▶ TASK BRIEF
From the material below, copy out each line with the word "Aujourd" in it.

· · ·

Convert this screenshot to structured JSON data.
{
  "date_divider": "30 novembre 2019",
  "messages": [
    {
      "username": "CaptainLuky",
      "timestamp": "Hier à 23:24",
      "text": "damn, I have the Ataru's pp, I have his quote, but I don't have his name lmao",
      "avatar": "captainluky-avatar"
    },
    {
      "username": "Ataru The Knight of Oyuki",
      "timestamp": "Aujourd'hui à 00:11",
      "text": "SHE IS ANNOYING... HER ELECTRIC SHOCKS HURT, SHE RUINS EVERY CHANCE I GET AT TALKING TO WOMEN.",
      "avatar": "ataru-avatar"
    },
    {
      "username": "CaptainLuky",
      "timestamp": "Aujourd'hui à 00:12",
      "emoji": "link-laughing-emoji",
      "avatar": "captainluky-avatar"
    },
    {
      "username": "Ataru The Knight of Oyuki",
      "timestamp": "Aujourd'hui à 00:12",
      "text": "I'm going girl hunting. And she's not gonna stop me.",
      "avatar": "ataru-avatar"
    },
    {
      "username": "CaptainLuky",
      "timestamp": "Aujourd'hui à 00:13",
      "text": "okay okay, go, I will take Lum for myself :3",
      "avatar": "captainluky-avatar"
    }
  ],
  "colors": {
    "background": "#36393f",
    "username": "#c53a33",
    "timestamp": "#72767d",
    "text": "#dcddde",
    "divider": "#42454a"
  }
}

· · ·

▶ RESPONSE FOR THIS EXERCISE
      "timestamp": "Aujourd'hui à 00:11",
      "timestamp": "Aujourd'hui à 00:12",
      "timestamp": "Aujourd'hui à 00:12",
      "timestamp": "Aujourd'hui à 00:13",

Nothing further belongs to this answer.